__Dataset extract__.

· · · ·

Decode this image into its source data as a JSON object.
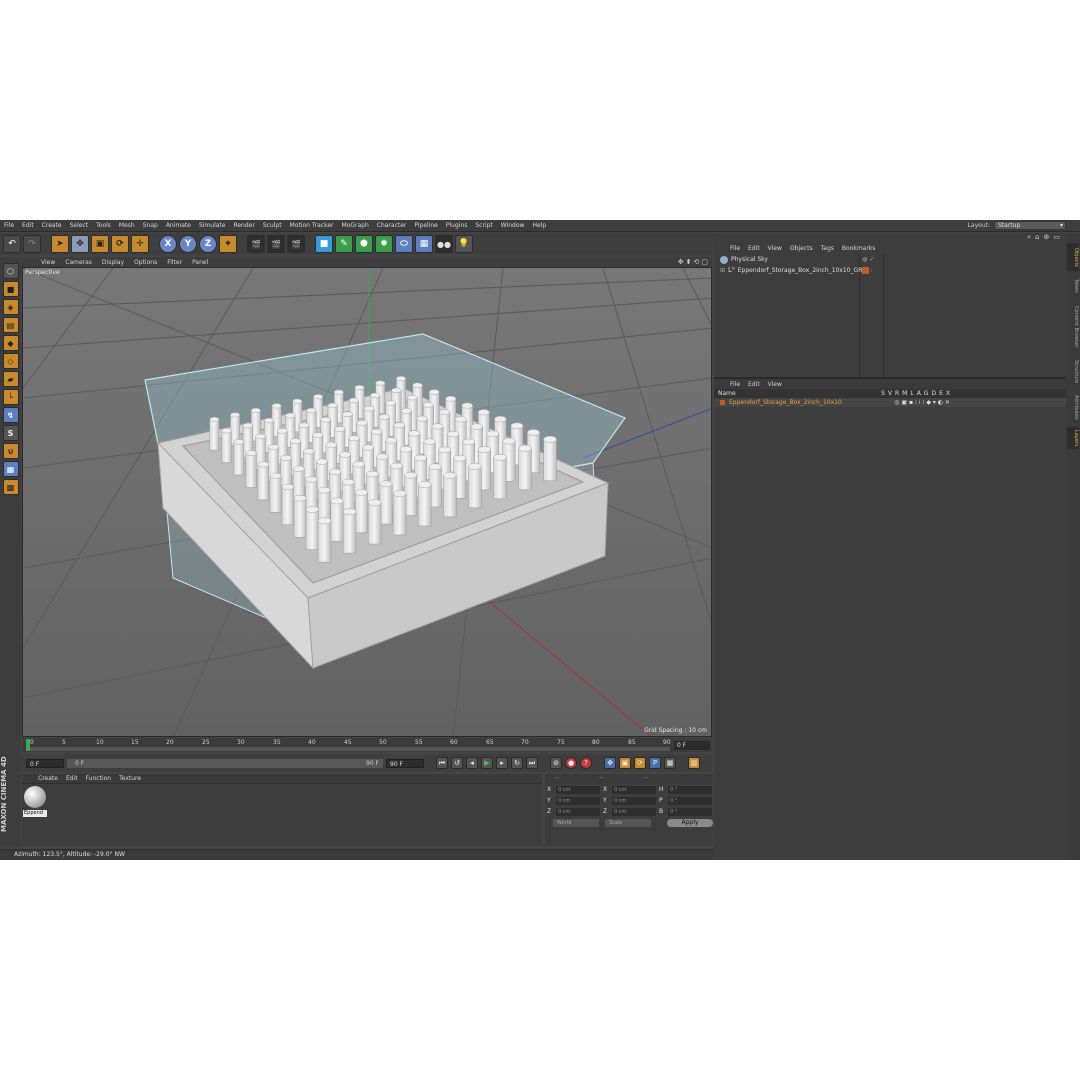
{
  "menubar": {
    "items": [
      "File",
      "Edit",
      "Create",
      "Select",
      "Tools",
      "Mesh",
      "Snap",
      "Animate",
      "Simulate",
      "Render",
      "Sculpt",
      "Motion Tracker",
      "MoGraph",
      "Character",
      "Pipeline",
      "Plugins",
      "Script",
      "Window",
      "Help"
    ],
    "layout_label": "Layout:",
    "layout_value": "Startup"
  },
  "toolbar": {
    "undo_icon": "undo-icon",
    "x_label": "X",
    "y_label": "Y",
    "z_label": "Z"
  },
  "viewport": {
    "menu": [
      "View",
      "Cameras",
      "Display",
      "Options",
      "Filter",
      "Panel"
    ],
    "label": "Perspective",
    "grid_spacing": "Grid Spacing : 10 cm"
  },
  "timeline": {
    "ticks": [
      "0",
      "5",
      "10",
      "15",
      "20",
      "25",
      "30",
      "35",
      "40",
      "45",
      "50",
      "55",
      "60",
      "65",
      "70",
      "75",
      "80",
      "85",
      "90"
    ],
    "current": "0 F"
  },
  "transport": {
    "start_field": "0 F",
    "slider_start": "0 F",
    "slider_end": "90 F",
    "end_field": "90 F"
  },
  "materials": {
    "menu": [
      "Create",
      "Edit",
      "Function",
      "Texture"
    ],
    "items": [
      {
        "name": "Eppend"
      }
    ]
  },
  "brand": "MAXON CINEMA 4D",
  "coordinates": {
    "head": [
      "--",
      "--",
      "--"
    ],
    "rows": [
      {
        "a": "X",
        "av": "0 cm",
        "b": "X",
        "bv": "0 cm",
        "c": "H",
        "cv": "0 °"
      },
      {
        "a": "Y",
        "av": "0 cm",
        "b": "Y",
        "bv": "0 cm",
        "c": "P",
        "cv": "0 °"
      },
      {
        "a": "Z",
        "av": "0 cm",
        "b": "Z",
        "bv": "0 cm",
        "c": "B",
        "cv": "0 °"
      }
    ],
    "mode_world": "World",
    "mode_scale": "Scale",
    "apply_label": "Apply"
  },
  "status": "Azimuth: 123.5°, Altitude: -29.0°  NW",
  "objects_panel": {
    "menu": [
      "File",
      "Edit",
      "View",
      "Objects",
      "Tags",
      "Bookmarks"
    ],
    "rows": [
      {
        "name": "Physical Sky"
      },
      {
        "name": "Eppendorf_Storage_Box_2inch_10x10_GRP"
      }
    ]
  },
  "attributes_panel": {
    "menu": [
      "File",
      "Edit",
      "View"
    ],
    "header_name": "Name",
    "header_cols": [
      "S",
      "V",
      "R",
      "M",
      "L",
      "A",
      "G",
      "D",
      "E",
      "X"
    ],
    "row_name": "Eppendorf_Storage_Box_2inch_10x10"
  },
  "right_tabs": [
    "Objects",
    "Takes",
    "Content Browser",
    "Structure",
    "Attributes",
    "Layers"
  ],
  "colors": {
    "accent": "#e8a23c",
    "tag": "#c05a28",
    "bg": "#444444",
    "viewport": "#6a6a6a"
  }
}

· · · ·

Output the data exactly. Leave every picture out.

__Result of the exercise__.
Decode this image into its source data as a JSON object.
{
  "menubar": {
    "items": [
      "File",
      "Edit",
      "Create",
      "Select",
      "Tools",
      "Mesh",
      "Snap",
      "Animate",
      "Simulate",
      "Render",
      "Sculpt",
      "Motion Tracker",
      "MoGraph",
      "Character",
      "Pipeline",
      "Plugins",
      "Script",
      "Window",
      "Help"
    ],
    "layout_label": "Layout:",
    "layout_value": "Startup"
  },
  "toolbar": {
    "undo_icon": "undo-icon",
    "x_label": "X",
    "y_label": "Y",
    "z_label": "Z"
  },
  "viewport": {
    "menu": [
      "View",
      "Cameras",
      "Display",
      "Options",
      "Filter",
      "Panel"
    ],
    "label": "Perspective",
    "grid_spacing": "Grid Spacing : 10 cm"
  },
  "timeline": {
    "ticks": [
      "0",
      "5",
      "10",
      "15",
      "20",
      "25",
      "30",
      "35",
      "40",
      "45",
      "50",
      "55",
      "60",
      "65",
      "70",
      "75",
      "80",
      "85",
      "90"
    ],
    "current": "0 F"
  },
  "transport": {
    "start_field": "0 F",
    "slider_start": "0 F",
    "slider_end": "90 F",
    "end_field": "90 F"
  },
  "materials": {
    "menu": [
      "Create",
      "Edit",
      "Function",
      "Texture"
    ],
    "items": [
      {
        "name": "Eppend"
      }
    ]
  },
  "brand": "MAXON CINEMA 4D",
  "coordinates": {
    "head": [
      "--",
      "--",
      "--"
    ],
    "rows": [
      {
        "a": "X",
        "av": "0 cm",
        "b": "X",
        "bv": "0 cm",
        "c": "H",
        "cv": "0 °"
      },
      {
        "a": "Y",
        "av": "0 cm",
        "b": "Y",
        "bv": "0 cm",
        "c": "P",
        "cv": "0 °"
      },
      {
        "a": "Z",
        "av": "0 cm",
        "b": "Z",
        "bv": "0 cm",
        "c": "B",
        "cv": "0 °"
      }
    ],
    "mode_world": "World",
    "mode_scale": "Scale",
    "apply_label": "Apply"
  },
  "status": "Azimuth: 123.5°, Altitude: -29.0°  NW",
  "objects_panel": {
    "menu": [
      "File",
      "Edit",
      "View",
      "Objects",
      "Tags",
      "Bookmarks"
    ],
    "rows": [
      {
        "name": "Physical Sky"
      },
      {
        "name": "Eppendorf_Storage_Box_2inch_10x10_GRP"
      }
    ]
  },
  "attributes_panel": {
    "menu": [
      "File",
      "Edit",
      "View"
    ],
    "header_name": "Name",
    "header_cols": [
      "S",
      "V",
      "R",
      "M",
      "L",
      "A",
      "G",
      "D",
      "E",
      "X"
    ],
    "row_name": "Eppendorf_Storage_Box_2inch_10x10"
  },
  "right_tabs": [
    "Objects",
    "Takes",
    "Content Browser",
    "Structure",
    "Attributes",
    "Layers"
  ],
  "colors": {
    "accent": "#e8a23c",
    "tag": "#c05a28",
    "bg": "#444444",
    "viewport": "#6a6a6a"
  }
}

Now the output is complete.